▸ **Work to complete**: Each entry needs to be repeated exactly, with nothing added or removed.

[Opening Given records section]

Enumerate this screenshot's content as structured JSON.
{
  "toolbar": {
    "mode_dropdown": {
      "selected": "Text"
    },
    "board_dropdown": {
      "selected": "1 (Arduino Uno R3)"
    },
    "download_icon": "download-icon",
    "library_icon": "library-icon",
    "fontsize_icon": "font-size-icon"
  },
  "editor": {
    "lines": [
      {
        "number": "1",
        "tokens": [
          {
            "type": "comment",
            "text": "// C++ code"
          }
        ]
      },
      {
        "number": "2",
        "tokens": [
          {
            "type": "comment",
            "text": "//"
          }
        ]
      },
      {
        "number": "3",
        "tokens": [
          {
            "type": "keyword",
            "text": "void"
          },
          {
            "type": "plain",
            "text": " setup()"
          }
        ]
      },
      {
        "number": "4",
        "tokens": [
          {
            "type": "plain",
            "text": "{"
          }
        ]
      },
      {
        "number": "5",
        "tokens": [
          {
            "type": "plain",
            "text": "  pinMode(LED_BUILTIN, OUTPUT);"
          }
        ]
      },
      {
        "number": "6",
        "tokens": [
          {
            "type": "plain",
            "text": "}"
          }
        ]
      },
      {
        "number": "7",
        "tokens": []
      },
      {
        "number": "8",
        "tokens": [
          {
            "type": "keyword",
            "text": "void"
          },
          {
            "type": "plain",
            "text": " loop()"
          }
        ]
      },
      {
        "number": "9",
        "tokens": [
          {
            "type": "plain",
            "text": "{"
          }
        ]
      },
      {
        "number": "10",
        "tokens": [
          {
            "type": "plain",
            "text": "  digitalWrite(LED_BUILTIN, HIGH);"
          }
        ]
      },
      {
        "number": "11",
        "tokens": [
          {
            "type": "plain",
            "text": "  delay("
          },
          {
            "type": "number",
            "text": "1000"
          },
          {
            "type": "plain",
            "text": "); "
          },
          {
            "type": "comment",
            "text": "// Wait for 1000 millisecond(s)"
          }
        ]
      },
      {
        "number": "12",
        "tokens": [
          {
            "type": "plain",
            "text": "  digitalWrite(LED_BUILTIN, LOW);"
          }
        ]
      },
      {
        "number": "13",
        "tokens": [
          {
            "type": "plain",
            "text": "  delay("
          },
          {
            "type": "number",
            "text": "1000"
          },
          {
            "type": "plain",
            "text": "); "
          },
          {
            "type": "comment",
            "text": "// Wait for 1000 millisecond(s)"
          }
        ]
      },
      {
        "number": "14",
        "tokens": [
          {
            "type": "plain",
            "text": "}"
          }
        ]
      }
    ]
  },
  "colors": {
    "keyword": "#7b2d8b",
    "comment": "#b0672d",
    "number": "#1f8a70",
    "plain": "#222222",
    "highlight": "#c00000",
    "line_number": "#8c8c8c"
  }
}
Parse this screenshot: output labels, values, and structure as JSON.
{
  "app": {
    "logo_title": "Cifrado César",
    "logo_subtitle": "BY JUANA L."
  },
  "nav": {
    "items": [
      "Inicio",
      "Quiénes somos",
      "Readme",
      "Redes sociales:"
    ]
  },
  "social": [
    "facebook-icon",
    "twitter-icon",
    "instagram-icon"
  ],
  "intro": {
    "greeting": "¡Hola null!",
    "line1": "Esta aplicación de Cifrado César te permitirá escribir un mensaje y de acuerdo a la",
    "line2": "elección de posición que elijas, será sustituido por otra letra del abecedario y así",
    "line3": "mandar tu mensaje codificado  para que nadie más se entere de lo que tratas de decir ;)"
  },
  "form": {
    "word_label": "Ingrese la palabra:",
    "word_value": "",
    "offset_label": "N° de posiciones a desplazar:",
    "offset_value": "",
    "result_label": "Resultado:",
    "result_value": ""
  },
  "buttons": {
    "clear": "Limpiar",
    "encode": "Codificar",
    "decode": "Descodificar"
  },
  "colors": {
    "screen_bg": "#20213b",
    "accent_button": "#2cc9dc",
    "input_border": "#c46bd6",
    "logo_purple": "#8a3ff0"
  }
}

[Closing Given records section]

▸ **Task output**:
Enumerate this screenshot's content as structured JSON.
{
  "toolbar": {
    "mode_dropdown": {
      "selected": "Text"
    },
    "board_dropdown": {
      "selected": "1 (Arduino Uno R3)"
    },
    "download_icon": "download-icon",
    "library_icon": "library-icon",
    "fontsize_icon": "font-size-icon"
  },
  "editor": {
    "lines": [
      {
        "number": "1",
        "tokens": [
          {
            "type": "comment",
            "text": "// C++ code"
          }
        ]
      },
      {
        "number": "2",
        "tokens": [
          {
            "type": "comment",
            "text": "//"
          }
        ]
      },
      {
        "number": "3",
        "tokens": [
          {
            "type": "keyword",
            "text": "void"
          },
          {
            "type": "plain",
            "text": " setup()"
          }
        ]
      },
      {
        "number": "4",
        "tokens": [
          {
            "type": "plain",
            "text": "{"
          }
        ]
      },
      {
        "number": "5",
        "tokens": [
          {
            "type": "plain",
            "text": "  pinMode(LED_BUILTIN, OUTPUT);"
          }
        ]
      },
      {
        "number": "6",
        "tokens": [
          {
            "type": "plain",
            "text": "}"
          }
        ]
      },
      {
        "number": "7",
        "tokens": []
      },
      {
        "number": "8",
        "tokens": [
          {
            "type": "keyword",
            "text": "void"
          },
          {
            "type": "plain",
            "text": " loop()"
          }
        ]
      },
      {
        "number": "9",
        "tokens": [
          {
            "type": "plain",
            "text": "{"
          }
        ]
      },
      {
        "number": "10",
        "tokens": [
          {
            "type": "plain",
            "text": "  digitalWrite(LED_BUILTIN, HIGH);"
          }
        ]
      },
      {
        "number": "11",
        "tokens": [
          {
            "type": "plain",
            "text": "  delay("
          },
          {
            "type": "number",
            "text": "1000"
          },
          {
            "type": "plain",
            "text": "); "
          },
          {
            "type": "comment",
            "text": "// Wait for 1000 millisecond(s)"
          }
        ]
      },
      {
        "number": "12",
        "tokens": [
          {
            "type": "plain",
            "text": "  digitalWrite(LED_BUILTIN, LOW);"
          }
        ]
      },
      {
        "number": "13",
        "tokens": [
          {
            "type": "plain",
            "text": "  delay("
          },
          {
            "type": "number",
            "text": "1000"
          },
          {
            "type": "plain",
            "text": "); "
          },
          {
            "type": "comment",
            "text": "// Wait for 1000 millisecond(s)"
          }
        ]
      },
      {
        "number": "14",
        "tokens": [
          {
            "type": "plain",
            "text": "}"
          }
        ]
      }
    ]
  },
  "colors": {
    "keyword": "#7b2d8b",
    "comment": "#b0672d",
    "number": "#1f8a70",
    "plain": "#222222",
    "highlight": "#c00000",
    "line_number": "#8c8c8c"
  }
}
Parse this screenshot: output labels, values, and structure as JSON.
{
  "app": {
    "logo_title": "Cifrado César",
    "logo_subtitle": "BY JUANA L."
  },
  "nav": {
    "items": [
      "Inicio",
      "Quiénes somos",
      "Readme",
      "Redes sociales:"
    ]
  },
  "social": [
    "facebook-icon",
    "twitter-icon",
    "instagram-icon"
  ],
  "intro": {
    "greeting": "¡Hola null!",
    "line1": "Esta aplicación de Cifrado César te permitirá escribir un mensaje y de acuerdo a la",
    "line2": "elección de posición que elijas, será sustituido por otra letra del abecedario y así",
    "line3": "mandar tu mensaje codificado  para que nadie más se entere de lo que tratas de decir ;)"
  },
  "form": {
    "word_label": "Ingrese la palabra:",
    "word_value": "",
    "offset_label": "N° de posiciones a desplazar:",
    "offset_value": "",
    "result_label": "Resultado:",
    "result_value": ""
  },
  "buttons": {
    "clear": "Limpiar",
    "encode": "Codificar",
    "decode": "Descodificar"
  },
  "colors": {
    "screen_bg": "#20213b",
    "accent_button": "#2cc9dc",
    "input_border": "#c46bd6",
    "logo_purple": "#8a3ff0"
  }
}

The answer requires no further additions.